To avoid the politically unpalatable option of imposing losses on the €2bn of retail bondholders in Monte dei Paschi, a plan is being drawn up to guarantee full repayment of the first €100,000 to every junior bondholder, according to senior bankers.
Senior bonds and deposits would be left unscathed. The bank is also likely to press ahead with plans to hive off €28bn in soured loans to a securitisation vehicle supported by a government guarantee.
“Whatever solution is found for Monte dei Paschi, I believe there is in particular,” said Megan Greene, chief economist at Manulife Asset Management.
Meanwhile, the ratings agency Fitch doesn’t like the political risks:
The “No” vote at the constitutional referendum has further heightened political uncertainty and possibly reduced the capacity to implement economic reforms. The risks from political instability were one factor that contributed to our revision of the Outlook on Italy’s ‘BBB+’ sovereign rating to Negative in October.

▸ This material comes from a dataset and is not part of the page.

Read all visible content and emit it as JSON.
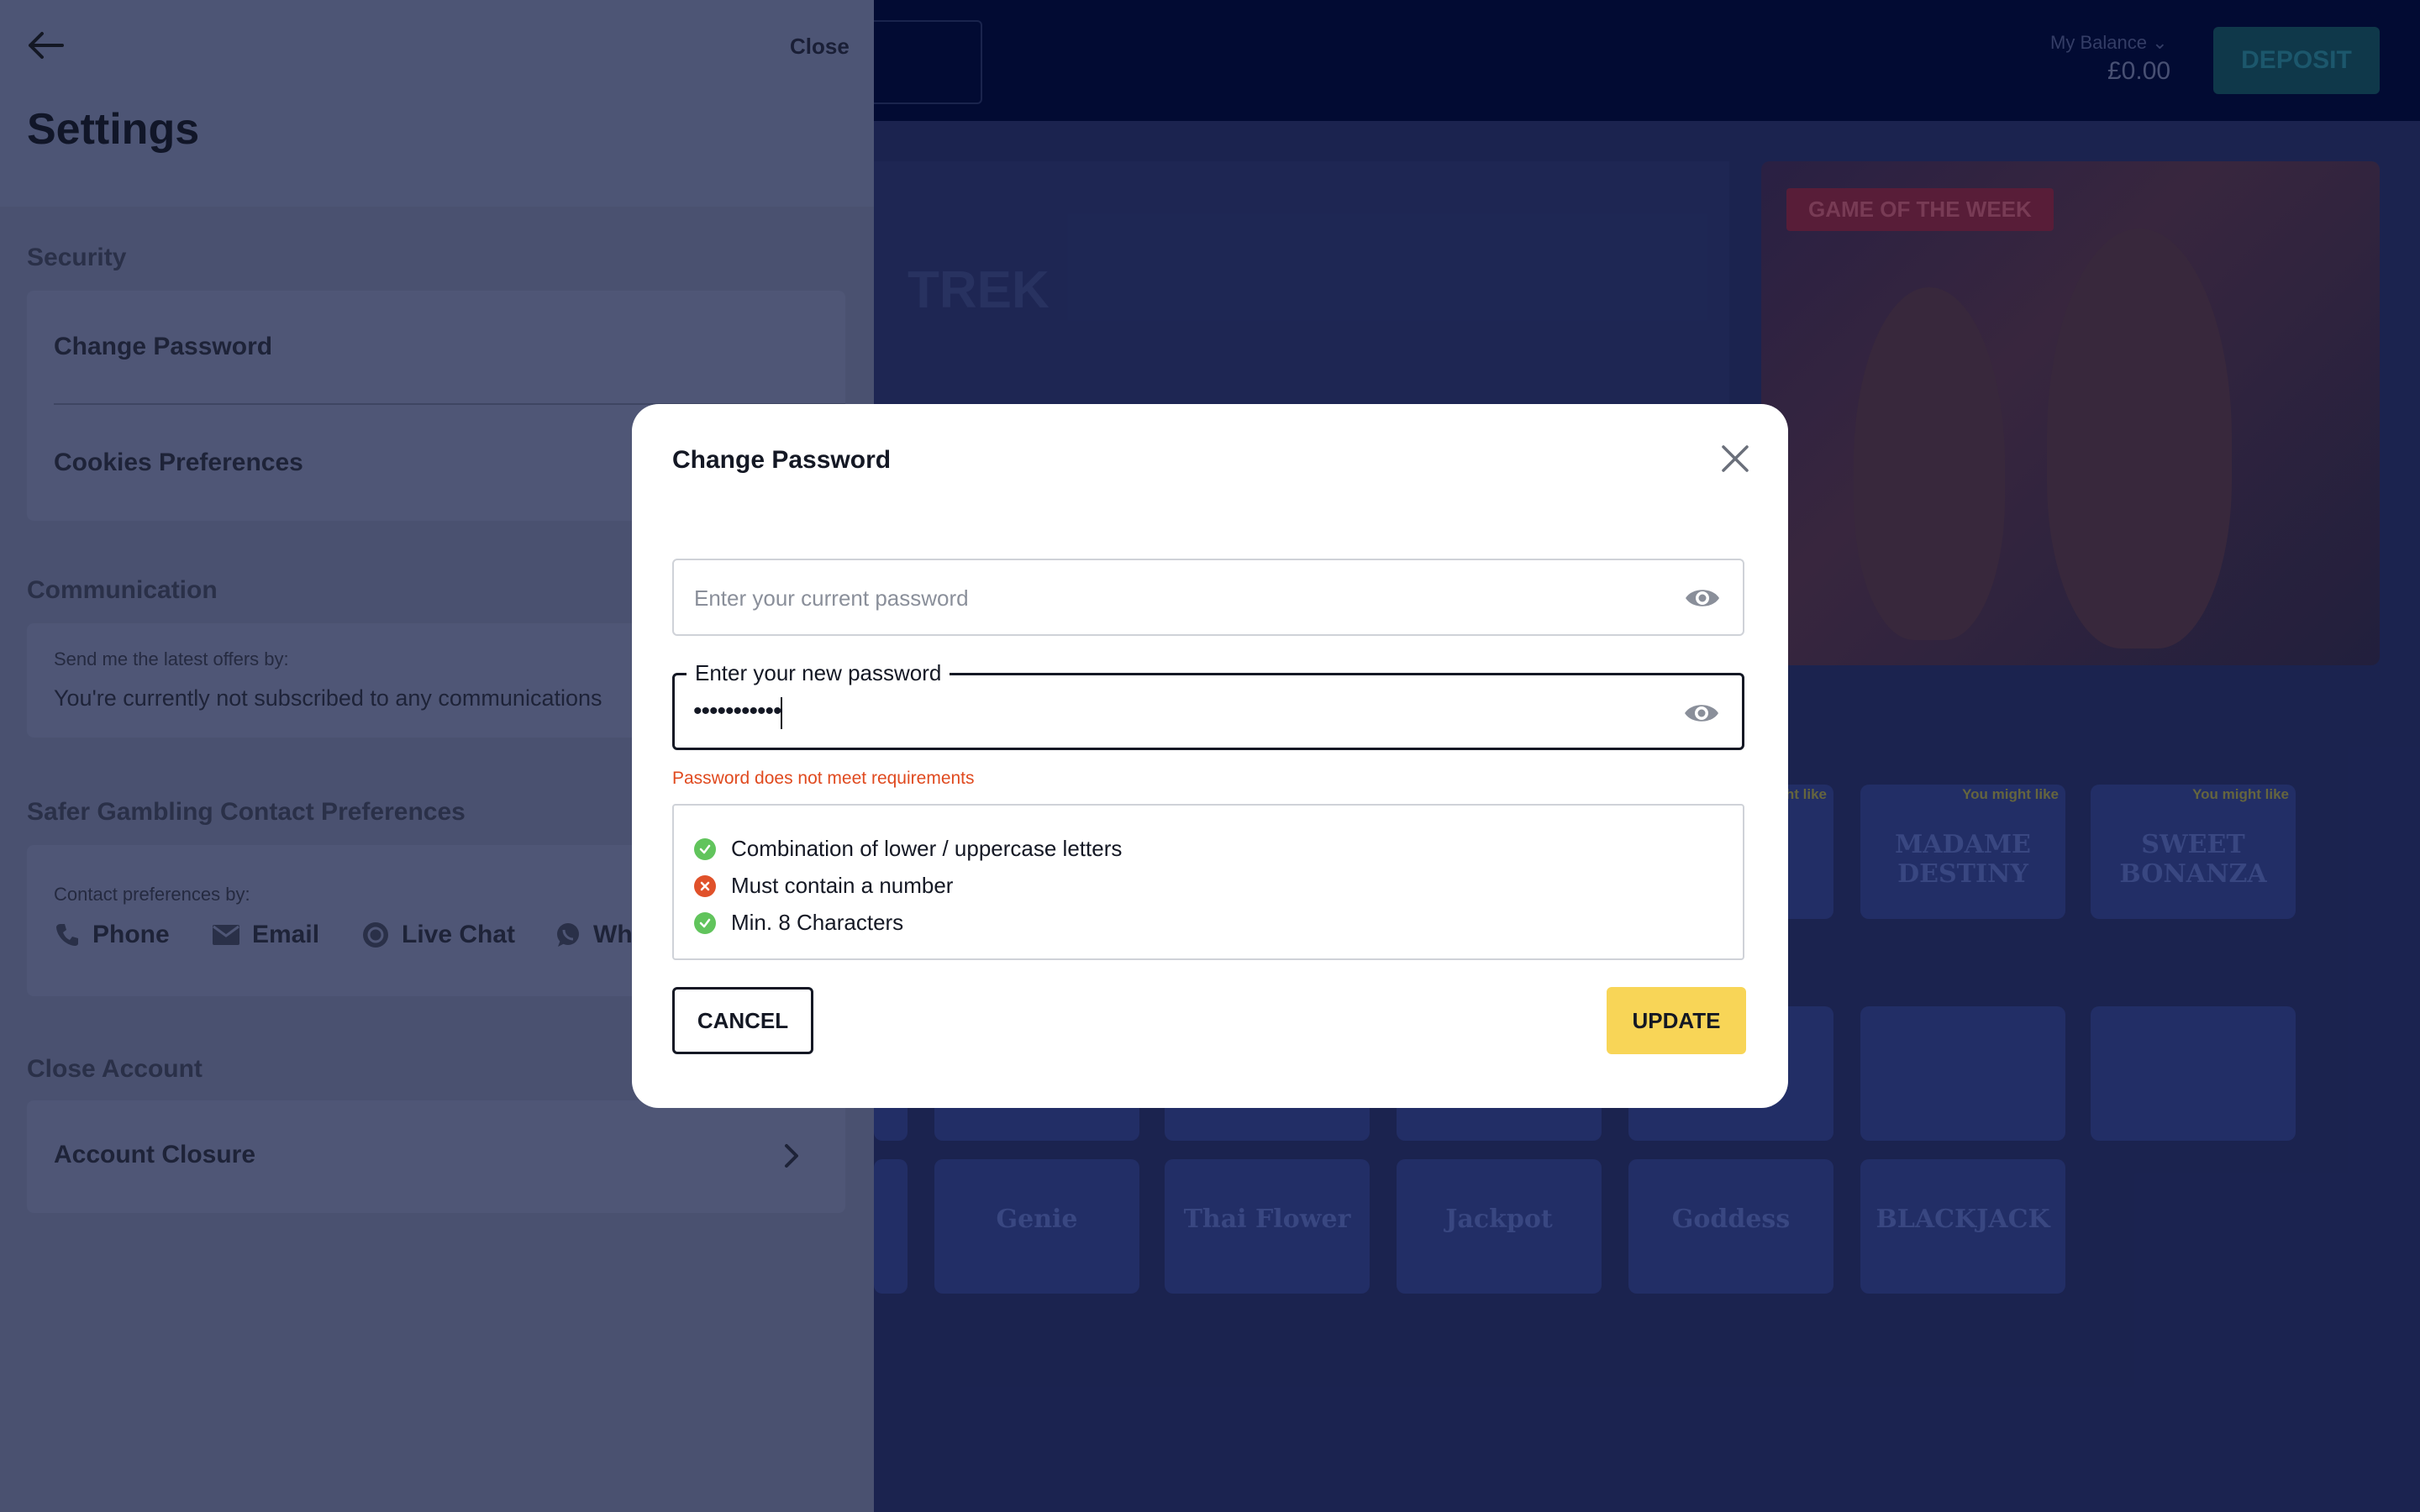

The banking situation clearly demands the full Yves treatment, which I’m not capable of giving it. From what I can glean, Renzi is being kept around so he can sign whatever papers the technocrats come up with, hopefully by the end of the week. And surely five billion euros is a rather trivial sum? If the investors — private or public — can be offered suitable inducements, surely a collapse and contagion can be avoided? Even at the cost of a populist uprising by bailed in small investors, should it come to that? And how can Qatar back out of a deal that was so palpably bad to begin with?
The whole situation reminds me of the famous saying by Karl Kraus: “In Berlin, things are serious but not hopeless. In Vienna, they are hopeless but not serious.” Still true in Berlin today, and substitute Rome for Vienna. Things are different for the voters, of course. They always are…
Appendix: The Curious Case of Five Star
Many sources agree that had the referendum passed, Beppe Grillo’s Five Star Movement would have benefitted. Jacobin:
If Yes had won, we would have risked ending up with a Five Star Movement or right-wing government with much greater executive powers than the ones currently allowed by the constitution. Not to speak of the majority system bonus’s effects. And even in the case Renzi had managed to secure a majority for the center-left at the next elections, we would have ended up with more neoliberalism and with an even stronger government with no space for effective opposition.
The risk of Mr Renzi’s scheme is that the main beneficiary will be Beppe Grillo, a former comedian and leader of the Five Star Movement (M5S), a discombobulated coalition that calls for a referendum on leaving the euro. It is running just a few points behind Mr Renzi’s Democrats in the polls and recently won control of Rome and Turin. The spectre of Mr Grillo as prime minister, elected by a minority and cemented into office by Mr Renzi’s reforms, is one many Italians—and much of Europe—will find troubling.
Ironically Renzi’s reforms to the constitution and senate would have made it easier for the eurosceptic Five Star Movement to gain power in upcoming elections in 2018.
And now the puzzling part. Still the New Statesman:
For reasons best known to themselves, they campaigned against the changes to their own disadvantage.
Can somebody who actually understands Italian politics — assuming, for the sake of the argument, that this is possible — explain why the Five Star Movement campaigned as it did?